An official website of the United States government.

EPA Researchers Study Aerosol Transport and Mitigation Measures to Reduce COVID-19 Transmission

An "open office" environmentEPA researchers are studying indoor air pathways to determine how far exhaled aerosols spread in an office environment.Published November 10. 2020

As we learn more about SARS-CoV-2, the virus that causes COVID-19, there is mounting evidence that aerosols - airborne particles that are released through normal human breathing and speech, as well as through coughing and sneezing - are playing a role in transmission of the disease. Larger respiratory particles or droplets are commonly released during coughing or sneezing but only travel short distances before settling out of the air. Risks from exposure to these larger droplets are a primary reason for the public health recommendation for 6 feet of physical distancing. However, we also know that respiratory aerosols include many smaller particles that have the potential to carry viruses within them and can linger in the air, much like smoke. These smaller particles can travel longer distances and can build up in indoor air, especially when ventilation is poor. These factors can increase the potential for viral exposures.

As people gather in indoor spaces, such as schools and businesses, and increase ridership on mass transit, safe and effective mitigation measures and technologies are needed to help reduce the spread of the disease.

EPA researchers are working on a variety of projects to learn more about this issue. To determine how far exhaled aerosols spread in an office environment, EPA researchers are studying indoor air pathways. The focus of this work will be on an "open office" or a cubicle work environment where there is concern about the potential for direct movement of aerosols from an infected (though likely asymptomatic) individual to the breathing zones of individuals at other workstations in the office space. EPA researchers will first seek to determine baseline levels of exposure from aerosol transport and then test the impact of practical office modifications that could potentially reduce viral exposure. 

Paul White, an EPA researcher leading this project says, “The potential spread of virus particles in aerosols in indoor air has been a concern to scientists and public health authorities. We want to understand better how these aerosols may move in an ordinary office environment.  We are using computational models to predict the quantity of virus containing particles that could be transported in the air and will then investigate how relatively simple changes to the workplace may reduce potential for spread of COVID-19."

While EPA research is ongoing, businesses and employers should continue to follow CDC guidelines and recommendations.

Researchers are also evaluating technologies that are safe to operate in occupied spaces and that may be capable of reducing the amount of SARS-CoV-2 in the air. Researchers will assess the effectiveness of different devices, such as ultraviolet light devices, chemical-based devices and products, and filters and passive air cleaners, to reduce infective virus on surfaces and in the air. The researchers are building on a foundation of research on SARS-CoV-2 surface disinfection started earlier this spring in mass transit settings, which was done collaboratively with New York City Metropolitan Transit Authority (NYC MTA) and the Los Angeles Metropolitan Transit Authority.
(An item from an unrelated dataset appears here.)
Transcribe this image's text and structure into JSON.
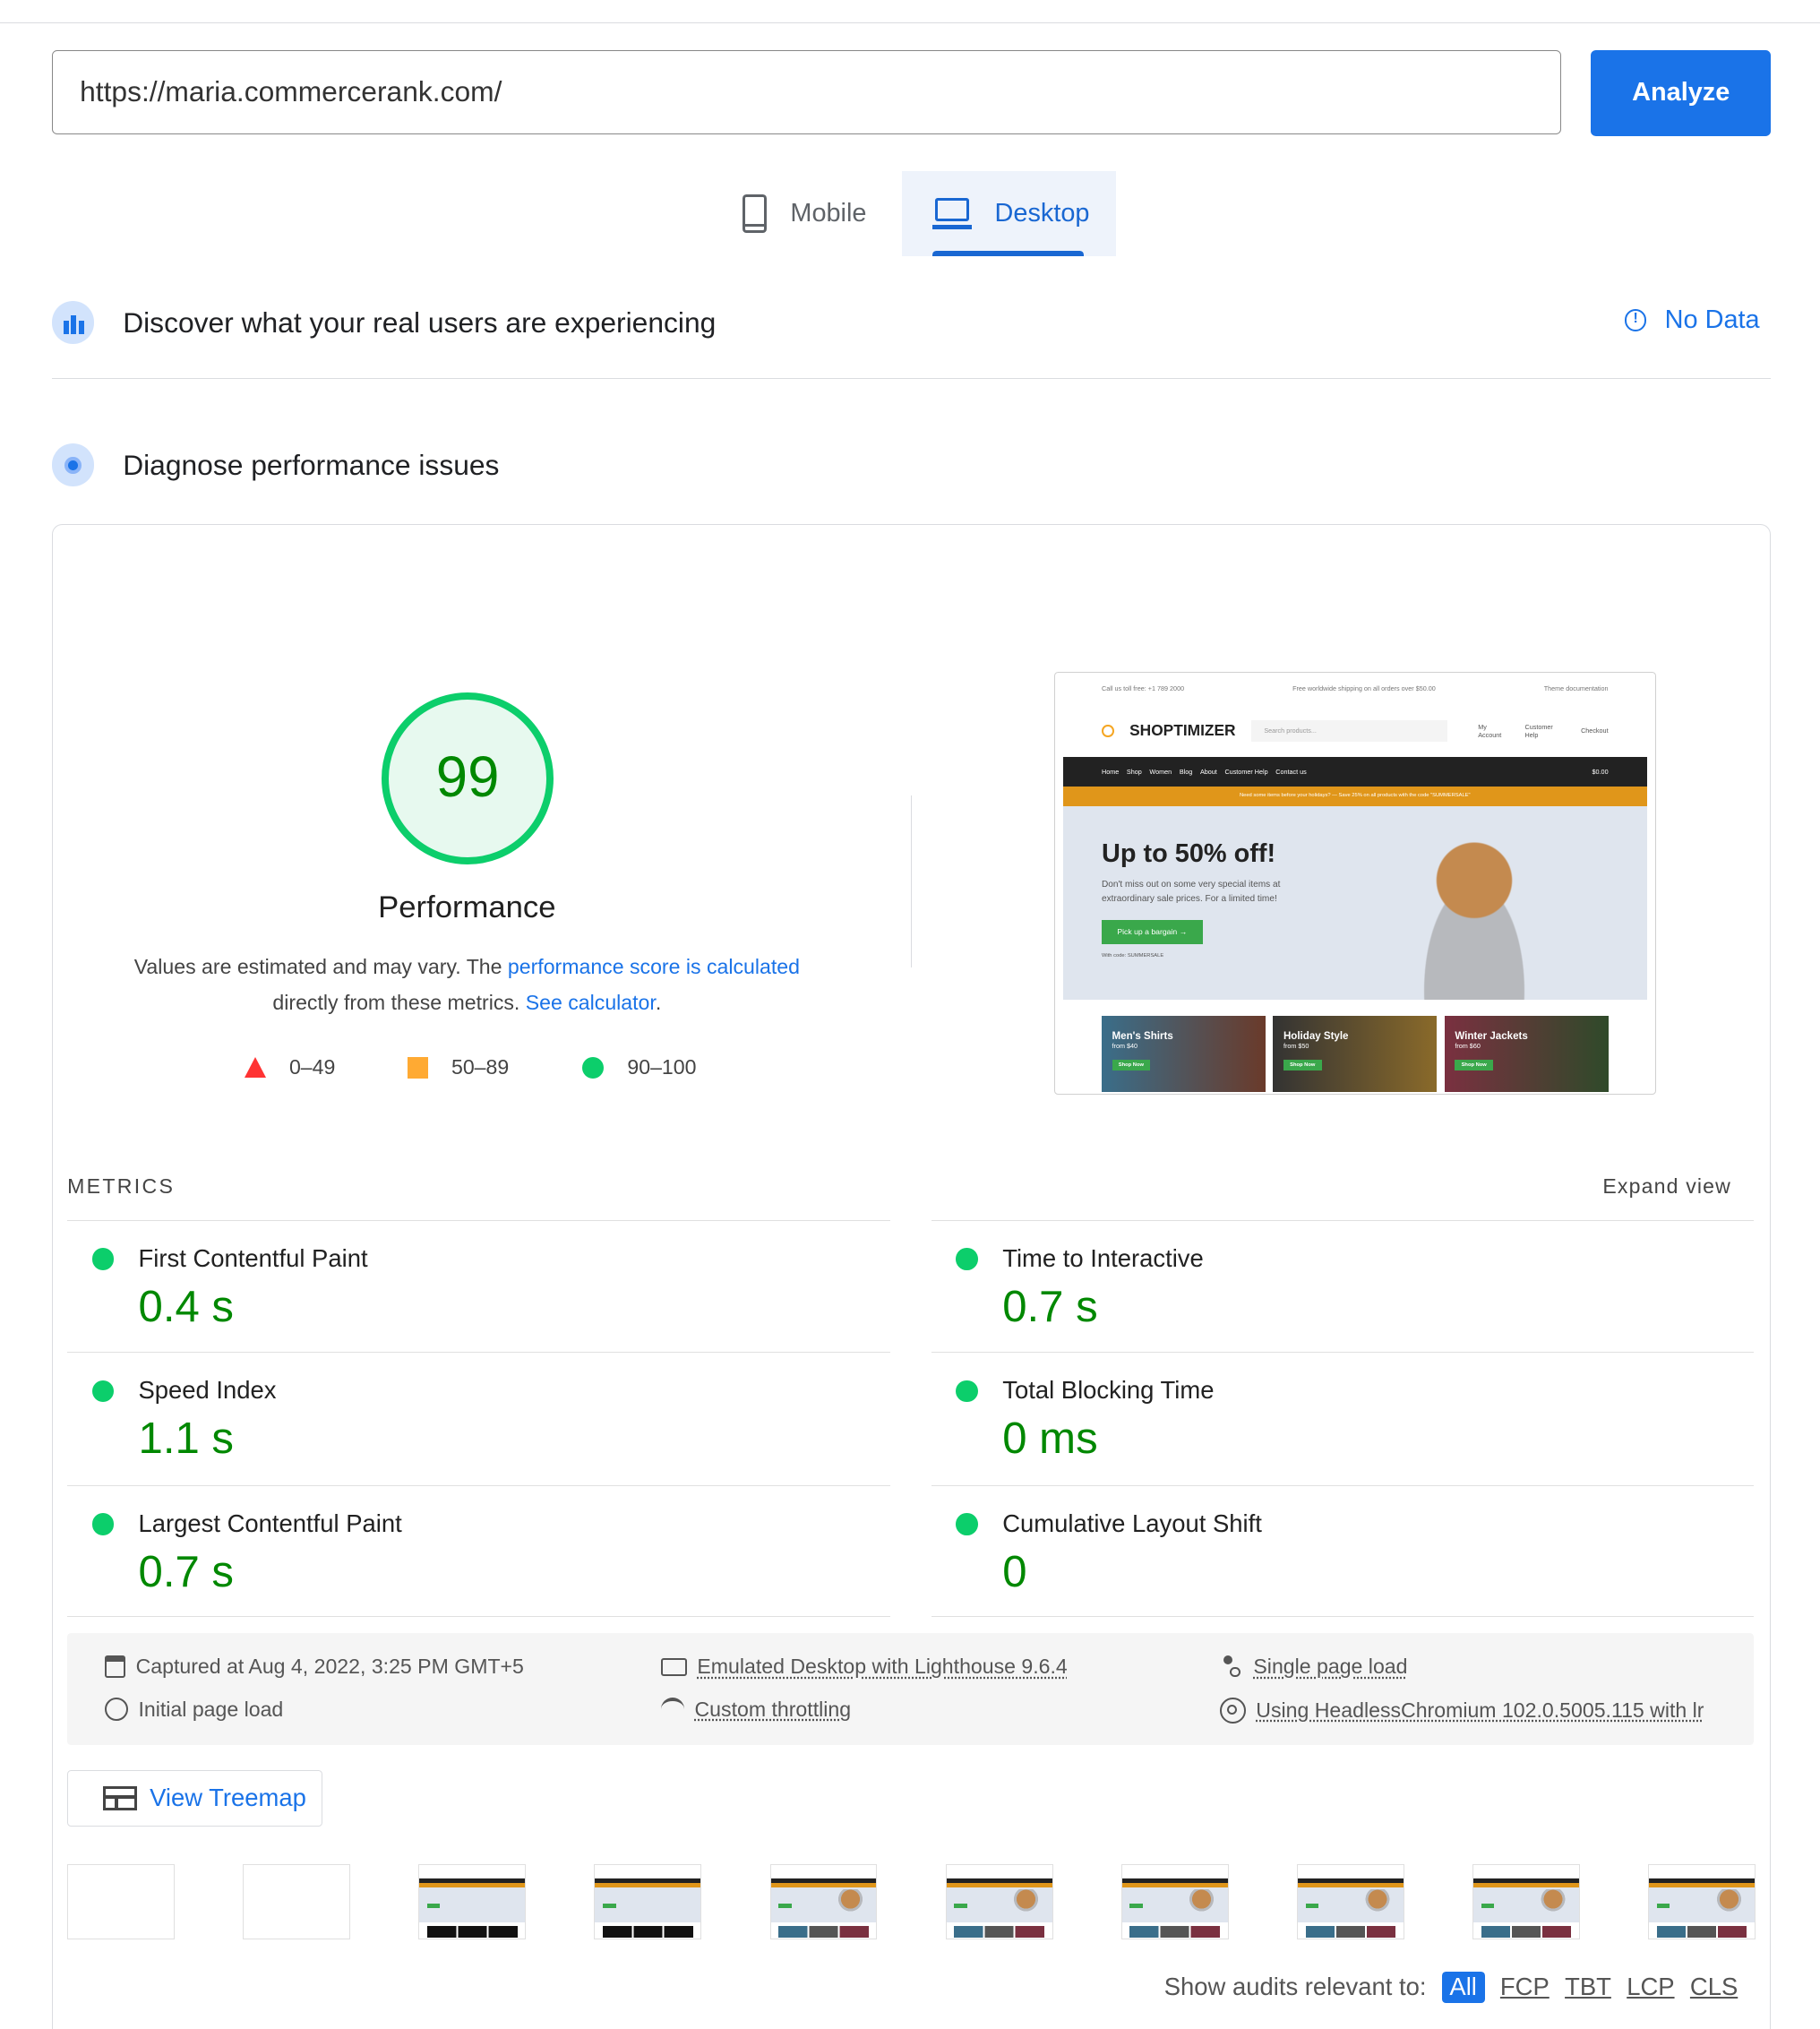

Everyone wants to know how to safely bring people into enclosed spaces, for example restaurants and business spaces, particularly as we are coming into winter,” said EPA researcher Katherine Ratliff, EPA researcher leading these research efforts. “Mass transit agencies across the country are going to great lengths to ensure the safety of their ridership, and using technologies that would potentially reduce the airborne transmission of COVID-19 could be part of a holistic and comprehensive approach to create a safer environment for their customers,” she adds. 
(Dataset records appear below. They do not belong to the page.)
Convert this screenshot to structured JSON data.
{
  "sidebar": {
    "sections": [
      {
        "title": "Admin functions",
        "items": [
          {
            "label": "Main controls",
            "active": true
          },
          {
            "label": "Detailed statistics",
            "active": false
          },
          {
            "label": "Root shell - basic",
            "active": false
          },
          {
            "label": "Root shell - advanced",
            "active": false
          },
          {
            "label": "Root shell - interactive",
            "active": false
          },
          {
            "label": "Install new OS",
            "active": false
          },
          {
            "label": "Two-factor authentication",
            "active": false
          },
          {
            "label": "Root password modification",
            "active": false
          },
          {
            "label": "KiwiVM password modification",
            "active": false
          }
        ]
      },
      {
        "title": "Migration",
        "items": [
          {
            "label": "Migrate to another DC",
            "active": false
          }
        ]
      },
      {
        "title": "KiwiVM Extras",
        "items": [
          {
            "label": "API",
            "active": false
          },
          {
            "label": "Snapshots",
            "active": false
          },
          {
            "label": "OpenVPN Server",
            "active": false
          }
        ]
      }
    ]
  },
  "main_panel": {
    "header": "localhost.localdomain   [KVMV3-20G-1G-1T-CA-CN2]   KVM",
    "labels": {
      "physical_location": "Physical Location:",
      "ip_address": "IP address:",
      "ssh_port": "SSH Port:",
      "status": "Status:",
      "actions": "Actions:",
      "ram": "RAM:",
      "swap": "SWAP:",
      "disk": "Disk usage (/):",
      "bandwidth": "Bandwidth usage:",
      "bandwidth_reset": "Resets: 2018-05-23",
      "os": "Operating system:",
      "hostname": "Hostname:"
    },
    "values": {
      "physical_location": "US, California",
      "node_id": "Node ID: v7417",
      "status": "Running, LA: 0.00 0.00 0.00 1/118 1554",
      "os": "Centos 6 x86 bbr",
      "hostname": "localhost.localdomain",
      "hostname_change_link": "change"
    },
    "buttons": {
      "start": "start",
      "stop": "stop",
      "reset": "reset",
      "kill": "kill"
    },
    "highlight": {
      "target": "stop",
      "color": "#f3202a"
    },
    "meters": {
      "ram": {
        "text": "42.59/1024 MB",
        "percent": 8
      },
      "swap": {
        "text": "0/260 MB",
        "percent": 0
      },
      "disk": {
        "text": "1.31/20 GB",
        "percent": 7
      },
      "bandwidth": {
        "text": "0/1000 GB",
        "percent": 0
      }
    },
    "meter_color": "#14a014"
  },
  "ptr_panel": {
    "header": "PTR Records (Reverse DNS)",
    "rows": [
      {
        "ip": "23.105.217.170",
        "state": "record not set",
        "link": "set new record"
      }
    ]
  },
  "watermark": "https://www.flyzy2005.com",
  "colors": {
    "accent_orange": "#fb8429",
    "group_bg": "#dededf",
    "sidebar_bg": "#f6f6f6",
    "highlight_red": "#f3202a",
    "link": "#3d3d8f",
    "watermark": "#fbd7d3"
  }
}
EPA researchers are also participating in a study led by researchers at the Department of Homeland Security Science &Technology and NYC MTA that will assess the behavior of aerosols in buses and subway train cars. This field assessment and modeling effort is investigating the impact of ventilation on reducing aerosolized virus in enclosed or semi-enclosed environments.
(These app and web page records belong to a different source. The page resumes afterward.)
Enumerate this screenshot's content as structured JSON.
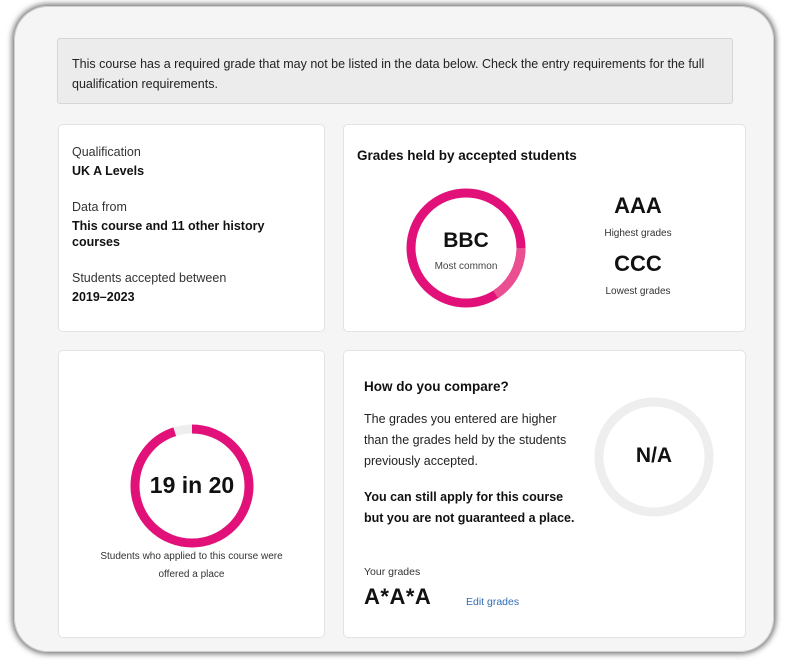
{
  "notice": {
    "text": "This course has a required grade that may not be listed in the data below. Check the entry requirements for the full qualification requirements."
  },
  "qualification_card": {
    "qualification_label": "Qualification",
    "qualification_value": "UK A Levels",
    "data_from_label": "Data from",
    "data_from_value": "This course and 11 other history courses",
    "accepted_label": "Students accepted between",
    "accepted_value": "2019–2023"
  },
  "grades_card": {
    "title": "Grades held by accepted students",
    "most_common_value": "BBC",
    "most_common_label": "Most common",
    "highest_value": "AAA",
    "highest_label": "Highest grades",
    "lowest_value": "CCC",
    "lowest_label": "Lowest grades"
  },
  "offer_card": {
    "ratio_text": "19 in 20",
    "caption": "Students who applied to this course were offered a place",
    "offer_fraction": 0.95
  },
  "compare_card": {
    "title": "How do you compare?",
    "body_text": "The grades you entered are higher than the grades held by the students previously accepted.",
    "bold_text": "You can still apply for this course but you are not guaranteed a place.",
    "your_grades_label": "Your grades",
    "your_grades_value": "A*A*A",
    "edit_link": "Edit grades",
    "comparison_value": "N/A"
  },
  "colors": {
    "accent": "#e2117a",
    "accent_light": "#ea4f92",
    "ring_empty": "#eeeeee",
    "link": "#2f6db5"
  }
}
Results from this research are expected later this winter and will provide a foundation for community leaders around the country to make decisions based on the best available science to keep people in workplaces, restaurants, and other indoor areas as safe as possible.

Learn More

Modeling SARS-CoV-2 Aerosols and Evaluating Ways to Inactivate Aerosolized SARS-CoV-2